Scheme of Fund for Regeneration of Traditional Industries (SFURTI)
It is as a cluster-based scheme for development of khadi, village industries, and coir clusters by providing them with improved equipment, common facilities centres, business development services, training, capacity building and design, and marketing support, etc.
The scheme invites applicants from non-government organisations (NGOs), institutions of the Central and State governments and semi-government institutions, field functionaries of State and Central government, Panchayati Raj institutions (PRIs), private sector bodies by forming cluster-specific special purpose vehicles/entities (SPVs), corporates, and corporate social responsibility (CSR) foundations with expertise to undertake cluster development
MSME Minister Nitin Gadkari recently commented about the scheme, saying, “SFURTI Scheme has been revamped in 2015. A total of 34,791 artisans have benefitted with an assistance of Rs 143.15 crore during 2018-19.”
A Scheme for Promoting Innovation, Rural Industry & Entrepreneurship (ASPIRE)
This scheme aims to create new jobs and reduce unemployment, promote entrepreneurship culture in India, boost grassroots economic development at the district level, facilitate innovative business solutions for unmet social needs, and promote innovation to further strengthen the competitiveness of the MSME sector.
It does this by implementing incubation and commercialisation of Business Ideas Programme through technical/research institutes, including those in the field of agro-based industry. These would be designated as Knowledge Partners and would incubate new/existing technologies for their commercialisation.
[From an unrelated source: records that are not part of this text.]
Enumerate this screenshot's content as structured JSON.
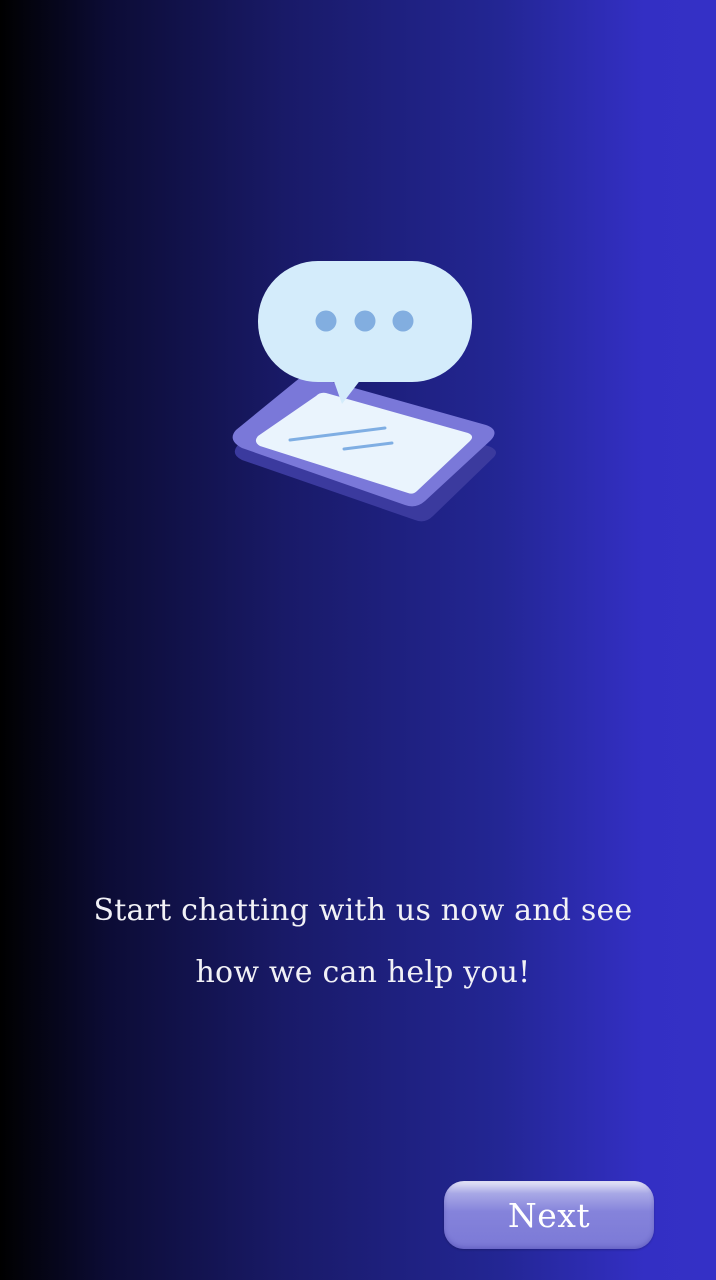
{
  "onboarding": {
    "illustration_icon": "chat-bubble-tablet-icon",
    "message_line1": "Start chatting with us now and see",
    "message_line2": "how we can help you!",
    "next_label": "Next"
  },
  "colors": {
    "background_left": "#000000",
    "background_right": "#3430c6",
    "bubble": "#d4ecfb",
    "bubble_dots": "#82aee0",
    "tablet_frame": "#7a78d9",
    "tablet_screen": "#eaf4fd",
    "button": "#7b79d6",
    "text": "#f1f1f6"
  }
}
The Budget 2019 proposed that 80 livelihood business incubators and 20 technology business incubators will be set up in 2019-20 under this scheme. “The aim is to develop and train 75,000 skilled entrepreneurs in agro-rural industries,” said Nirmala Sitharaman.
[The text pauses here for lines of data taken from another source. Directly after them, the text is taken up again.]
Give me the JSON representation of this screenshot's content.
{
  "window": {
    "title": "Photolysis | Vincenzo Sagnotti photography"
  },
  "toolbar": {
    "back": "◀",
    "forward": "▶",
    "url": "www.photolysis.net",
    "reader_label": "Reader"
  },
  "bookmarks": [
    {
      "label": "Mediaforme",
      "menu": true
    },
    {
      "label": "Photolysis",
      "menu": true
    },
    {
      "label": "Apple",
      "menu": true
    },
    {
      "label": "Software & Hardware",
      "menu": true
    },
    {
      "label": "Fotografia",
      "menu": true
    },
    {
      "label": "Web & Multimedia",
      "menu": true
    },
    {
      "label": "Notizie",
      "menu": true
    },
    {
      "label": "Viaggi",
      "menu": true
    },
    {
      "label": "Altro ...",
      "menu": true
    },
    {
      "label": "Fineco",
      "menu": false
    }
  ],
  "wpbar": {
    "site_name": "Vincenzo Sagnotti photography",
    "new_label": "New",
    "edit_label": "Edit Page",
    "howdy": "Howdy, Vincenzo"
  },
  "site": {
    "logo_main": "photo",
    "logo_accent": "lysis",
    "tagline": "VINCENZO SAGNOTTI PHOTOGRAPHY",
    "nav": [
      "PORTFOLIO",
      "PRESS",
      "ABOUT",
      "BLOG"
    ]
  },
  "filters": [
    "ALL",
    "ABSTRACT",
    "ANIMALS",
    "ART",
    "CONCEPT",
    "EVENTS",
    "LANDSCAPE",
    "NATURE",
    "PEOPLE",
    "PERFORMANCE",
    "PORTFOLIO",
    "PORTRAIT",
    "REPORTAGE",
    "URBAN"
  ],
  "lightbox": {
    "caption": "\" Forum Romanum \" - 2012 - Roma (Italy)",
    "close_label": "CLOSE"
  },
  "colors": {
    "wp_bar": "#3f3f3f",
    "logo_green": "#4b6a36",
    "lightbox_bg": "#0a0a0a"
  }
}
Credit Linked Capital Subsidy Scheme (CLCSS)
The scheme is a facilitator of technology upgradation of small scale industries, including khadi, village and coir industrial units, by providing 15 percent upfront capital subsidy (limited to a maximum of Rs 15 lakh).
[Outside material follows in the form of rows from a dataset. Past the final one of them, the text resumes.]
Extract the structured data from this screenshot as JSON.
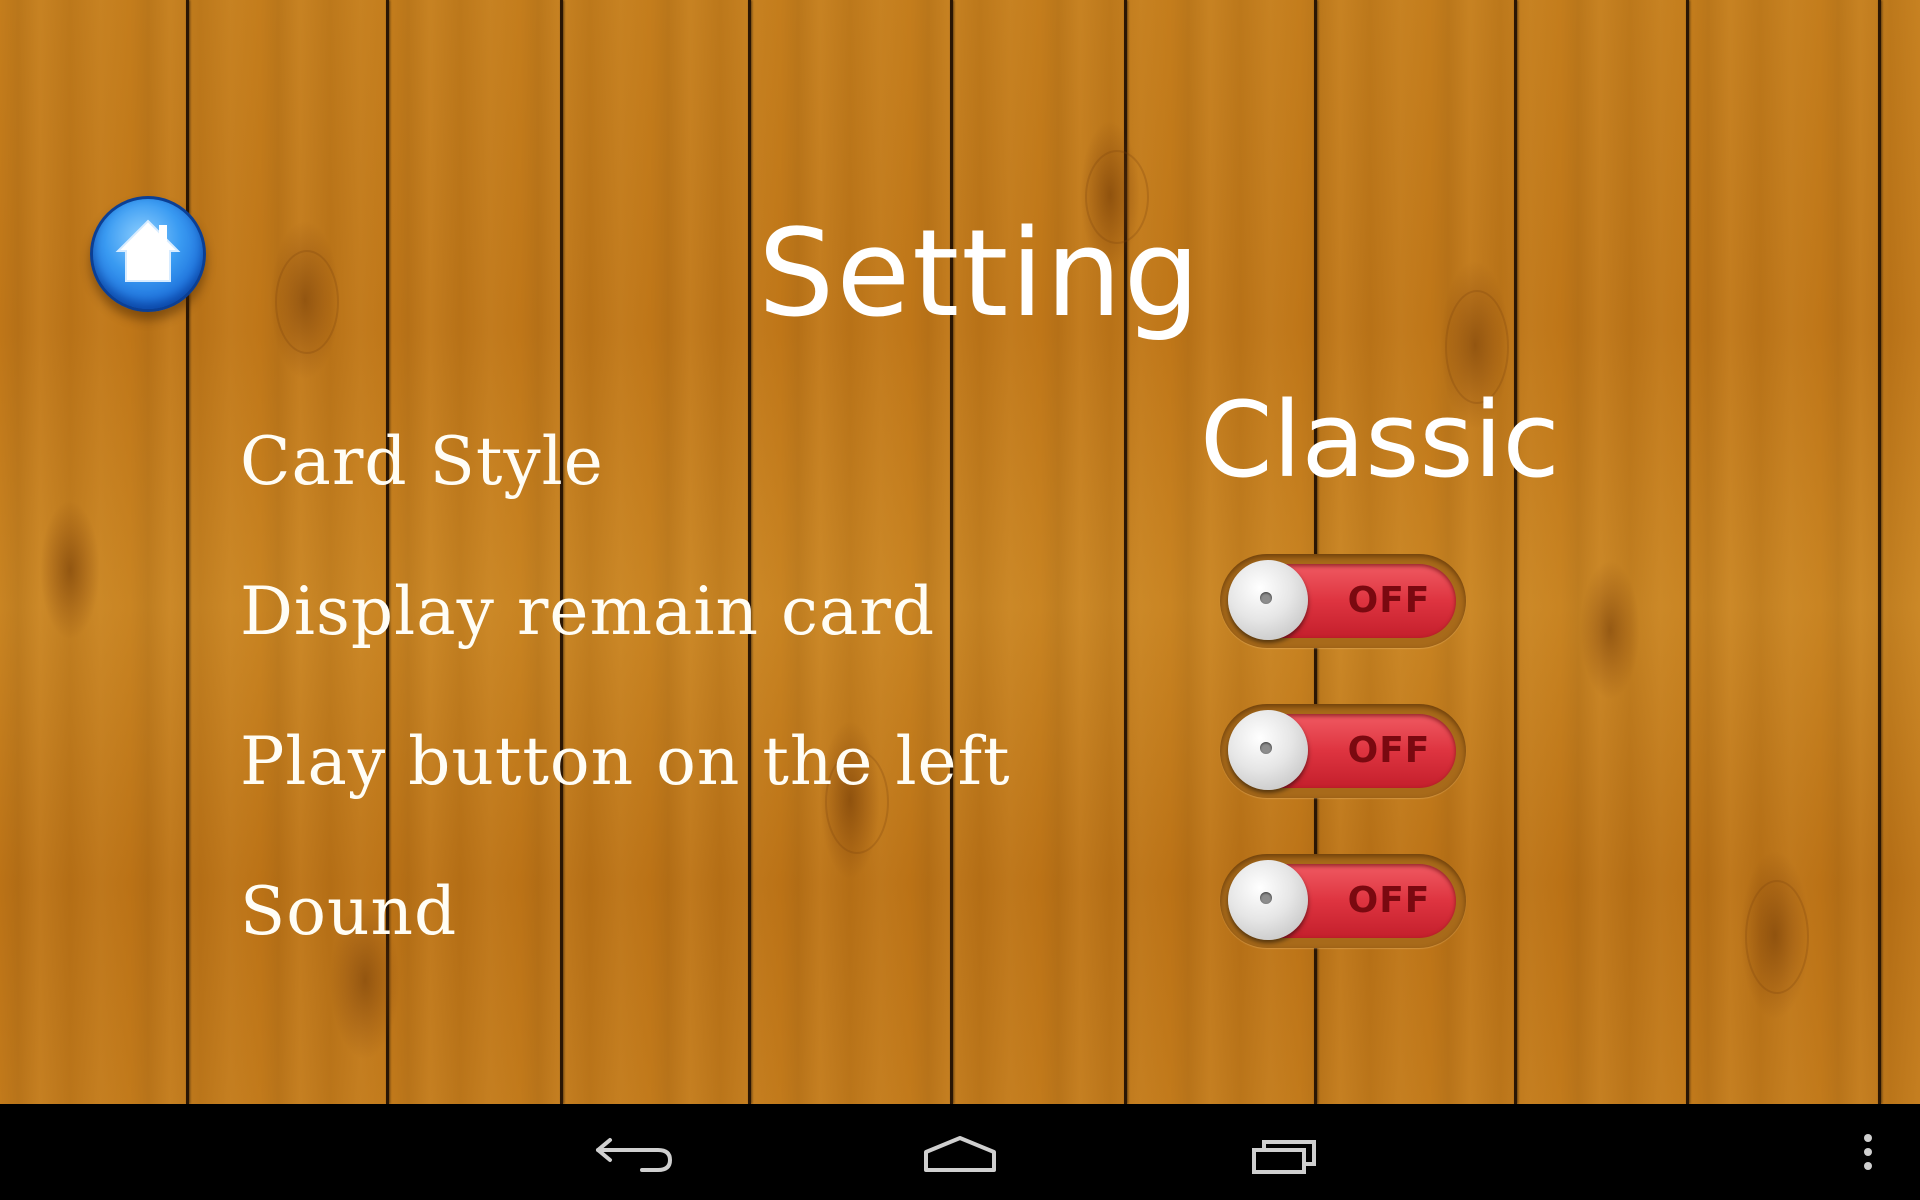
{
  "screen": {
    "title": "Setting"
  },
  "header": {
    "home_button_icon": "home-icon"
  },
  "settings": {
    "card_style": {
      "label": "Card Style",
      "value": "Classic"
    },
    "display_remain_card": {
      "label": "Display remain card",
      "state": "OFF"
    },
    "play_button_left": {
      "label": "Play button on the left",
      "state": "OFF"
    },
    "sound": {
      "label": "Sound",
      "state": "OFF"
    }
  },
  "navbar": {
    "back_icon": "back-arrow-icon",
    "home_icon": "home-outline-icon",
    "recents_icon": "recent-apps-icon",
    "menu_icon": "overflow-menu-icon"
  },
  "colors": {
    "toggle_off": "#de3440",
    "home_button": "#1e7fe6",
    "wood": "#c47d1c"
  }
}
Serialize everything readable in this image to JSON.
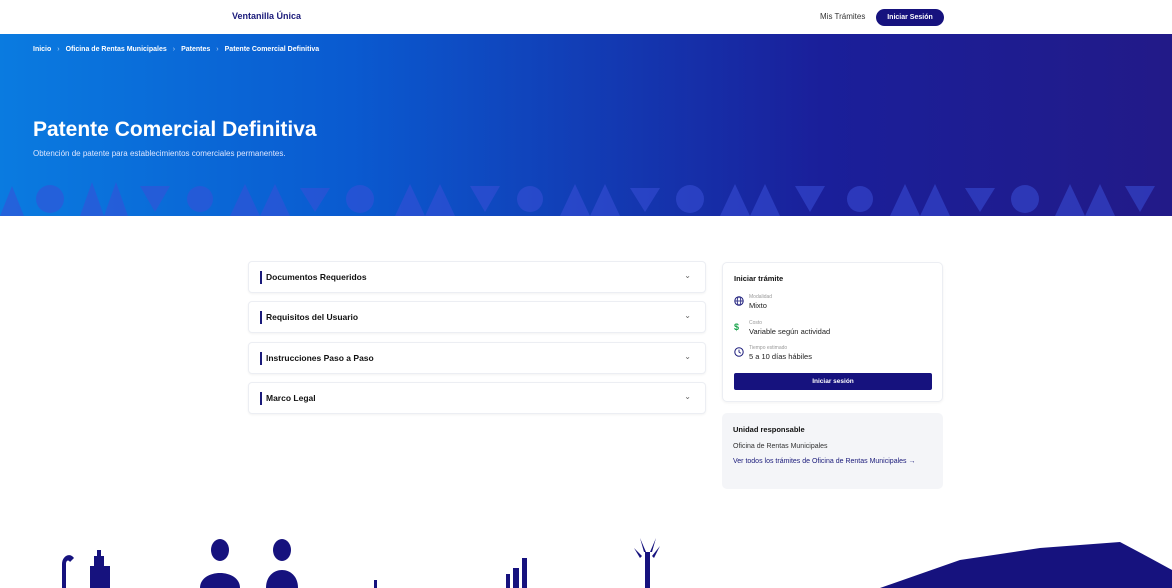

The major objective is to upgrade the plant and machinery of small enterprises with state-of-the-art technology, with or without expansion, and also for new MSMEs, which have set up their facilities with appropriate, eligible and proven technology duly approved under scheme guidelines.
Since the inception of the scheme in 2000-01 till date, a total of 62,827 MSME units have been assisted, utilising subsidy of Rs 3888.13 crore, Gadkari had said earlier.
Prime Minister’s Employment Generation Programme (PMEGP)
Started in 2008, the scheme is a credit-linked subsidy programme which aims to generate self-employment opportunities through establishment of micro-enterprises in the non-farm sector by helping traditional artisans and unemployed youth.
The scheme is implemented by Khadi and Village Industries Commission (KVIC) functioning as the nodal agency at the national level. At the State level, the scheme is implemented through State KVIC Directorates, State Khadi and Village Industries Boards (KVIBs), District Industries Centres (DICs) and banks.
According to Gadkari, a total of 5.45 lakh micro enterprises have been assisted with a margin money subsidy of Rs 12,074.04 crore, providing employment opportunities to an estimated 45.22 lakh persons since PMEGP’s inception and till March 31, 2019.
Credit Guarantee Scheme for Micro and Small Enterprises (CGTMSE)
The Credit Guarantee Scheme for Micro and Small Enterprises (CGTMSE) facilitates credit to MSME units through collateral-free credit facility (term loan and/or working capital) extended by eligible lending institutions to new and existing micro and small enterprises.
The MSME Ministry and Small Industries Development Bank of India (SIDBI) jointly established a Trust named Credit Guarantee Fund Trust for Micro and Small Enterprises in order to implement Credit Guarantee Scheme for Micro and Small Enterprises.
The corpus of CGTMSE is contributed by the Government of India and SIDBI. Seventy-five percent of the loan amount to the bank is guaranteed by the Trust Fund. The scheme provides collateral-free loan up to a limit of Rs 100 lakh for individual MSMEs on payment of a guarantee fee to the bank by the MSME.